Certain supplements such as vitamin B6, vitamin B12, iodine, testosterone, whey protein, and branched-chain amino acids can cause acne or worsen an existing condition. If these supplements are the culprits behind your breakouts, stopping their use can usually clear the skin within a few weeks. Multivitamins also usually contain large amounts of vitamin B12, and could be the source of your acne. Some research suggests that B vitamins (which are a complex of eight water-soluble vitamins) are to blame for acne breakouts.
Certain B vitamins are thought to be more likely to cause acne, such as B12 or cobalamin supplements, according to Dr. Brendan Camp, a board-certified dermatologist. These vitamins can affect acne by altering the metabolism of skin bacteria that normally contribute to acne formation. Vitamin B7, or biotin, can limit the absorption of vitamin B5, or pantothenic acid, which is important for maintaining the skin barrier and therefore making the skin more susceptible to acne.
Whey protein is one of the most common causes of acne breakouts, according to Dr. Camp. Believe it or not, you can have too much of a good thing. Multivitamins usually contain large amounts of nutrients that, in excess, can cause acne.

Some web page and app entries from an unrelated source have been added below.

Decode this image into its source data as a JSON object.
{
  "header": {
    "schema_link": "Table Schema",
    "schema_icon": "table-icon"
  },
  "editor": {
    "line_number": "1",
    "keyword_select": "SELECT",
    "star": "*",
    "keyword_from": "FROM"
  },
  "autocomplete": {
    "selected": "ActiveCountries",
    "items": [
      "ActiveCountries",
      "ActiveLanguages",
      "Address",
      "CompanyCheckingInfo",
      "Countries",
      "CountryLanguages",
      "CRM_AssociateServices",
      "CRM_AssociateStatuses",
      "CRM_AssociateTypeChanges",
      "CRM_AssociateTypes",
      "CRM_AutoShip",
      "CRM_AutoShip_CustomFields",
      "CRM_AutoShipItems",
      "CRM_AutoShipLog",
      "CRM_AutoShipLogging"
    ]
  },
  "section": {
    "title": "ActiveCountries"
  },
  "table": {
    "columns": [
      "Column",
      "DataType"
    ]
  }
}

This includes vitamin B12, biotin, and calcium. Plants contain a form of vitamin A known as beta-carotene and must be converted to retinol (vitamin A) for the body to use them. Instead of taking a single multivitamin to cure acne, I recommend supplementing it with bioavailable, specific, high-quality forms of some of the most important acne-fighting nutrients. Unless it's a true whole-food multivitamin (which is usually high in vitamin B12, biotin, and calcium), you're most likely just throwing money down the drain by buying multivitamins for your skin.
Keep in mind that adding a vitamin or herbal supplement to your skincare routine can unexpectedly cause a crisis. While it certainly helps with hair growth, its “indefinite and uncontrolled” consumption can affect the body's absorption of vitamin B5, he shared.Vitamin D3 is the body's preferred form of vitamin D and is the most bioavailable when it comes to supplements. Dr. Leslie Baumann, a Miami-based dermatologist who wrote the skin health bible The Skin Type Solution, says that taking certain B vitamins, specifically vitamins B6 and B12, may be behind episodes of acne.
Daily multivitamins usually contain about 250% of the daily intake, while real vitamin D supplements contain more than 400-500%. Most vitamins contain folic acid or ascorbic acid, which are forms of vitamin B and vitamin C that are not easily converted into usable nutrients.If you're following a diet rich in dairy or high in calcium, you may want to avoid multivitamins that add even more calcium to your diet. Research shows that there is a decrease in the level of vitamin B12 after acne treatment when serum levels of vitamin B12 are measured before and after treatment. So if you're told you have a vitamin D deficiency - which is common - what happens next? You go to the store and buy some supplements without an end date or dosage instructions.It's important to remember that taking too many vitamins can be just as bad as not taking enough.
Too much calcium or vitamin D can lead to an imbalance in other essential vitamins and minerals in your body. If you're considering taking any type of supplement for your skin health - whether it's for acne or something else - make sure you consult with your doctor first.